What If You Just Don’t Want to Breastfeed?
So, tonight I had what one could call a bit of a hormonal pregnant-woman breakdown.
It was smack dab in the middle of trying to eat my green beans (fresh from the garden and delicious) and spear a piece of chicken when suddenly, I felt like I just couldn't take it anymore.
I looked over at the mess that awaited me in the kitchen, all three children needing baths and bedtime, the three loads of laundry I had left to do, the articles that needed writing, and I simply couldn't believe that in less than 24 hours, I would be adding a newborn to the mix.
Yes, you read that right.
At 8:00 tomorrow morning, I am set to be induced. And while I'm anxious about so many things (my first induction, the pain, the aftermath, arranging childcare, being alone when my husband goes back to work), I have to admit, I am particularly dreading breastfeeding, as awful as that may sound.
Just coming off of National Breastfeeding Week, as always, breast vs. formula is a hot topic. And as a mother who has exclusively breastfed all three of my children, and as a nurse who worked several years in labor and delivery, I am 100% a breastfeeding advocate and well aware of the benefits.
I would never judge another mother who chose formula, and I devour formula-feeding articles faster than I can change diapers in a day, but the main “excuse” for using formula always seem to center around mothers who were unable to breastfeed—some physical challenge or a lack of milk production, for example.
But it's not often you come across an article about a mother who chose to formula feed simply because she didn't want to breastfeed.

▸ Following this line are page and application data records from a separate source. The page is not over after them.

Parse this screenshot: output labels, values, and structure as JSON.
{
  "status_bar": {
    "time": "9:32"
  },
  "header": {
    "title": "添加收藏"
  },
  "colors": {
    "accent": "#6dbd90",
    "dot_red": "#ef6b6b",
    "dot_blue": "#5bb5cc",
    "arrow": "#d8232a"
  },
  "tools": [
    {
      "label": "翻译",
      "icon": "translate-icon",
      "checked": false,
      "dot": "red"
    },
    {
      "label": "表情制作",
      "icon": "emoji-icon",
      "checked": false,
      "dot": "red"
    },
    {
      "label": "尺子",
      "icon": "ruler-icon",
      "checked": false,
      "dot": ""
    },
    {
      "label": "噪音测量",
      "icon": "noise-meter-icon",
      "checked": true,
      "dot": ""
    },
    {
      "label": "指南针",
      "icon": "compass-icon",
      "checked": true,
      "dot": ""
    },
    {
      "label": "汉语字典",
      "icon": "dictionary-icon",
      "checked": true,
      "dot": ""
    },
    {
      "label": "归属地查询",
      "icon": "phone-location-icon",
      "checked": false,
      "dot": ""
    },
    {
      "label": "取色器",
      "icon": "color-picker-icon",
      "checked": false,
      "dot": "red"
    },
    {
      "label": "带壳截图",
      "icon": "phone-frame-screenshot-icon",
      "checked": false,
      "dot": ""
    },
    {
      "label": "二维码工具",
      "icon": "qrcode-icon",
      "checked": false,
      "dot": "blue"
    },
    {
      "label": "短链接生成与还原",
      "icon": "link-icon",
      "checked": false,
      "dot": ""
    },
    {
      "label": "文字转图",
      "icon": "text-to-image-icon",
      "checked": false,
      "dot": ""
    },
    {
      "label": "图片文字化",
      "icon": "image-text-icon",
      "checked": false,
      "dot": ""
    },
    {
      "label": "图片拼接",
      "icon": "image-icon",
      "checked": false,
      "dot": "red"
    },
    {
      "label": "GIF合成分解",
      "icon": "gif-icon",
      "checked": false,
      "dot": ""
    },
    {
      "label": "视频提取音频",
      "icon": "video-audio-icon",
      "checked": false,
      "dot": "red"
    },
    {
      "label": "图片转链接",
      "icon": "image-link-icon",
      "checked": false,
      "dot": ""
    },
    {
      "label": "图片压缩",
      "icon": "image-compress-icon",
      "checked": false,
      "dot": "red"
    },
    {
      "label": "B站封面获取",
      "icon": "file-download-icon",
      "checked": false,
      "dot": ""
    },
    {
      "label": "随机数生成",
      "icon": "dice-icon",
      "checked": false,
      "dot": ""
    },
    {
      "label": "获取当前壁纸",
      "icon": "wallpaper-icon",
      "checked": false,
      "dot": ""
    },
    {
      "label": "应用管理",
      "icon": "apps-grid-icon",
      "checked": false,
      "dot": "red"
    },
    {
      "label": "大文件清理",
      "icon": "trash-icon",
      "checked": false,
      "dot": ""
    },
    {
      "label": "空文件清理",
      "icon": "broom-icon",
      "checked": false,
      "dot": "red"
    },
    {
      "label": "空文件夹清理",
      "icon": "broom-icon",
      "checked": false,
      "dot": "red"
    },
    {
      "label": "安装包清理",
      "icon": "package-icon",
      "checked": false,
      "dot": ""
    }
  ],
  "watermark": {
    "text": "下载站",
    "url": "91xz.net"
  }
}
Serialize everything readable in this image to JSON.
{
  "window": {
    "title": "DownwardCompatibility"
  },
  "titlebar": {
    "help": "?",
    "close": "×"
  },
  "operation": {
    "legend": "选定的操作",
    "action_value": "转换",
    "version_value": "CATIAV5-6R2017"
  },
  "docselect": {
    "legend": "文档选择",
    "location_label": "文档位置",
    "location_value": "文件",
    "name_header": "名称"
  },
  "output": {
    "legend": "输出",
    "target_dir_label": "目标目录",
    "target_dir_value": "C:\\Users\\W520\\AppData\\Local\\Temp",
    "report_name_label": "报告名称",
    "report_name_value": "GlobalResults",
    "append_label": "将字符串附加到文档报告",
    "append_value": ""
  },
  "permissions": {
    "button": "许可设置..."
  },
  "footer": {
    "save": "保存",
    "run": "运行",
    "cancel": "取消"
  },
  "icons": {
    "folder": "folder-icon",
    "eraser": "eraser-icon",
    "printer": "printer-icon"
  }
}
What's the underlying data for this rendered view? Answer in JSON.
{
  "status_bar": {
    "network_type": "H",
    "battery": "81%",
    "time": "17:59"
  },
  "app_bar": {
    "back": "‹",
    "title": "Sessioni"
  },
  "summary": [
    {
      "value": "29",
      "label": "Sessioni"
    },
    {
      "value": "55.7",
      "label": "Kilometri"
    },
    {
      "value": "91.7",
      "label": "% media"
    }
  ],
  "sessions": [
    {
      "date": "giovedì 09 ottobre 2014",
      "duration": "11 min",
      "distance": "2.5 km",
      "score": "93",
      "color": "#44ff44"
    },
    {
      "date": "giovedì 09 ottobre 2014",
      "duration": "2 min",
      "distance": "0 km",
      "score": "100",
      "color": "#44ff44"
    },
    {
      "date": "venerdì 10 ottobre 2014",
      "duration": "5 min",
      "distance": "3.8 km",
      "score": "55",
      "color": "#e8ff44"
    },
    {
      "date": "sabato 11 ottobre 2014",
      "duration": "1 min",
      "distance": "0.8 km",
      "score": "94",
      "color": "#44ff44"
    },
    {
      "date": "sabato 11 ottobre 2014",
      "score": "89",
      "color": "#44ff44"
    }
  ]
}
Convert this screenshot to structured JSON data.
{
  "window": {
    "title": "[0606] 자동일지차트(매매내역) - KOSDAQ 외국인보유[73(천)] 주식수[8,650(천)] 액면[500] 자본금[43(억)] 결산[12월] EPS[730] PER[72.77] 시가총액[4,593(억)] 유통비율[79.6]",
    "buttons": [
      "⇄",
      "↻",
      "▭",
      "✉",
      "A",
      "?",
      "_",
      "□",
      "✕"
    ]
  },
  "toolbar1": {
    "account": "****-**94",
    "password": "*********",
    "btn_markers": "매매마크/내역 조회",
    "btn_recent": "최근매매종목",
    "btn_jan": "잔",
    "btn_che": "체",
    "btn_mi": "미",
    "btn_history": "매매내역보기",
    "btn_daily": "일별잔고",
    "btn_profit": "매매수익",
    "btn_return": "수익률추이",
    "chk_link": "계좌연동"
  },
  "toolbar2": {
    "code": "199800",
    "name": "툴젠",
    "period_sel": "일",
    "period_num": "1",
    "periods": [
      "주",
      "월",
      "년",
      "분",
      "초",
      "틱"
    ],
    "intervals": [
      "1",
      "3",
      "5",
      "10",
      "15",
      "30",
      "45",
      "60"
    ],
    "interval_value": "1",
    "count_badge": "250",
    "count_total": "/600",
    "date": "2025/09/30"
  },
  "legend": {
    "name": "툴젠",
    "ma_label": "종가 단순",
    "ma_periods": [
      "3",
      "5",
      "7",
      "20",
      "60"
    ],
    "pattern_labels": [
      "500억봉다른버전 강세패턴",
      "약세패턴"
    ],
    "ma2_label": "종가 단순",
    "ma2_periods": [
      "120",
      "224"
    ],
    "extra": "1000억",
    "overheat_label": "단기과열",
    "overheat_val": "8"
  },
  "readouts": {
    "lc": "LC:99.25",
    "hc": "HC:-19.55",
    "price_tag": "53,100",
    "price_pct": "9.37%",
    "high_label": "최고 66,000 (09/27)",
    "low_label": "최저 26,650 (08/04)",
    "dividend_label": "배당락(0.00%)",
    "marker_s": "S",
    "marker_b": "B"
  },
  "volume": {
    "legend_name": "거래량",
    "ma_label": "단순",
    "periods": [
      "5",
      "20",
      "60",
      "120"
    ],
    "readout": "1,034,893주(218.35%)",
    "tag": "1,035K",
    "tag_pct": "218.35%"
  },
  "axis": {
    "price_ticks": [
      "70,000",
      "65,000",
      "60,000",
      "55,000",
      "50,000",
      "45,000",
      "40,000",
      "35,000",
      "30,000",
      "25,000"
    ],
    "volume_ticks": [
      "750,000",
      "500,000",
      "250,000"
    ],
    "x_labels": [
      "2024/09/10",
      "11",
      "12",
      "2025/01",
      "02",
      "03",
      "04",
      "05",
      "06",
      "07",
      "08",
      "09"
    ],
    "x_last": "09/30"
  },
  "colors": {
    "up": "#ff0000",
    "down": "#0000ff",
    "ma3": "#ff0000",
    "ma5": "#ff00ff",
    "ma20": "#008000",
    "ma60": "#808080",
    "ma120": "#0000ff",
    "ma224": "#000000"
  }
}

Which leads me to wonder. Is that reason enough? Would I be “mom enough” if I simply didn't want to breastfeed this time around? If I couldn't fathom how I would fit it in among caring for four children and working from home and doing a million school runs a day?
Would my desire to avoid mastitis and give my body a break after seven consecutive years of pregnancy and nursing be too selfish?
Is formula ever really OK when a mom is physically able to breastfeed, knowing all I know about the superior benefits about breastfeeding?
I can't say that I fully know the answer to that question for me—I will always struggle with wanting to do what I think is best for my children and what I am physically, emotionally, and mentally able to give them as a mother, probably throughout my life. I believe that's called parenting.
But what I do know is that the question of breastfeeding simply isn't black and white. Sure, in a perfect world, every mother who is physically capable of doing so would breastfeed, and it would be no problem. But in the real world, with work obstacles, relationship struggles, childcare issues, support and resources lacking, there is no such thing as perfect parenting. And in the long term, breastfeeding obviously isn't the only thing that matters.
So, tomorrow, as I set to embark on another journey of parenting my fourth child, all I can say is this:
I don't have all the answers for what I will do to parent this baby tomorrow, the next week, or even in the month after that.
All I can do is take it day by day and try to make the best decisions—
For both of us.
Did you bottle-feed because you wanted to? (No judgement, please!)